Funding for Research

In its recent request for applications, the NIDA says it wants to fund opportunities to “inform research, policy, and clinical recommendation practices on medicinal cannabis, associated conditions, and outcomes.” A simple English translation dictates that the government wants to know how patients are buying medical cannabis, what they are buying, and whether it is actually working. That takes us back to the question of why.

It could be that the NIDA is genuinely interested in knowing all of this. It could be that the agency simply has money to spend. It could even be that agency officials know that Congress will ultimately decriminalize marijuana and they want to be ready with a research tool when that time comes.

Should their national registry be complete before Congress acts, they are going to run up against some significant problems. The potential pitfalls call into question just how reliable registry data will actually be. And without reliable data, there is no point in tracking anything.

Lack of Standardization

Right off the top, a national registry would suffer from a lack of standardization. Just the differences between medical-only and recreational states would skew the data to some degree. Consider Utah and Colorado.

Utah is a medical-only state. If you want to use cannabis there, you must first obtain a medical cannabis card after meeting with a medical provider. All your cannabis products must be purchased from a state licensed pharmacy, like Brigham City’s Beehive Farmacy. Assuming the state is willing to fully cooperate with reporting, the NIDA could probably get some rock-solid information.

In Colorado, residents enjoy full decriminalization. Any adult of legal age can walk into a dispensary and buy cannabis in multiple forms. So how many consumers will go through the hassle of seeing a doctor and obtaining a card? We need to assume a certain percentage will not. Their data becomes unknowable to a federal registry because no one is reporting it.

Different Medical Products

Another challenge is the differences between medical products. In Utah, medical cannabis cannot be smoked. In Colorado, it can. States have different regulations when it comes to everything from THC content to product labeling. So many differences make it nearly impossible to provide a federal registry with any kind of consistent data.

All of that aside, any type of national registry is going to draw suspicions from cannabis users for as long as federal prohibition remains in place. It is hard to imagine any legal cannabis user agreeing to voluntarily provide data.
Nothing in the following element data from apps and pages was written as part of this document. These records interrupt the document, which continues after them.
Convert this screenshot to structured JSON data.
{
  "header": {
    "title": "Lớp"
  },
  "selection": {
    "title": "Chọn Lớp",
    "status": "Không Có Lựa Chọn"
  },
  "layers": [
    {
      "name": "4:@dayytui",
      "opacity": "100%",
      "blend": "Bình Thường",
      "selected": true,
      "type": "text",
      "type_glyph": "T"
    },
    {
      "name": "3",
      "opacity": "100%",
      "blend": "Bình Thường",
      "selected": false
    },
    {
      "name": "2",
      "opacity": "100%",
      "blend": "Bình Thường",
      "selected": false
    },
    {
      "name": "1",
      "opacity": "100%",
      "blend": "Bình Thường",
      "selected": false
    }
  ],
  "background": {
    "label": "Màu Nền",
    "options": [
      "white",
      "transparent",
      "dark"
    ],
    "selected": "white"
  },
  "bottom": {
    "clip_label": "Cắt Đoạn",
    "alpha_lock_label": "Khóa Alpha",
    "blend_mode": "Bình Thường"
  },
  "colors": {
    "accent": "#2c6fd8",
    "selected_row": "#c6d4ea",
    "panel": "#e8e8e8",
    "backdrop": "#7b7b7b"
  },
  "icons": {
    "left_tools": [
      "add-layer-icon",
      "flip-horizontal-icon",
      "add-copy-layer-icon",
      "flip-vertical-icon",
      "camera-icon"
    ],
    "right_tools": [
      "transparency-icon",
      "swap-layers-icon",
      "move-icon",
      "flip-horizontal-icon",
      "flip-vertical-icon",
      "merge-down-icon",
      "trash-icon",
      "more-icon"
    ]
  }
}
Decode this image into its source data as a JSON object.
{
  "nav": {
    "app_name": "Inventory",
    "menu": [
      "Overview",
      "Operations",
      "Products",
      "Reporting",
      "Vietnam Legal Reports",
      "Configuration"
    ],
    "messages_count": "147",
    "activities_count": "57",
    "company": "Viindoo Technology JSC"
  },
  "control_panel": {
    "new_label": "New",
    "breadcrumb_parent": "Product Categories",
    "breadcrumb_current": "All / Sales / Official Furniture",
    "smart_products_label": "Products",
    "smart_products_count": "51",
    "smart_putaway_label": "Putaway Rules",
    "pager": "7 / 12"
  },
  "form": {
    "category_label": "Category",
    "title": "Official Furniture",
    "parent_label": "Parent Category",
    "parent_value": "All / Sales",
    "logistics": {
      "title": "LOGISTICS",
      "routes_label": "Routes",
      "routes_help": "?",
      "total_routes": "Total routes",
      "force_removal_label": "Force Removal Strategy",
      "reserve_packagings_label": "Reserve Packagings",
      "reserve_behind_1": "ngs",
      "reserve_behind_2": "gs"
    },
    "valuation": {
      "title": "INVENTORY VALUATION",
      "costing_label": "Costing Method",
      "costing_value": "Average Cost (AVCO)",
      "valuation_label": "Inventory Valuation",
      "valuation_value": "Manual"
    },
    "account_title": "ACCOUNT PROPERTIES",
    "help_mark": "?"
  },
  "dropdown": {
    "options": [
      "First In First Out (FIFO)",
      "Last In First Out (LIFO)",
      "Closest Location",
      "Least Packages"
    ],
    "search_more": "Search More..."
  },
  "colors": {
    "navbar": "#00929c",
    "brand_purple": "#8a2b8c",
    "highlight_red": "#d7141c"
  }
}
Therefore, the NIDA will have to collect data from pharmacies and dispensaries while keeping the whole thing hush-hush.

Of course, all the implications of a national registry are but mere speculation. All we know right now is that one federal agency wants to start tracking medical marijuana. Whether or not it ever happens remains to be seen.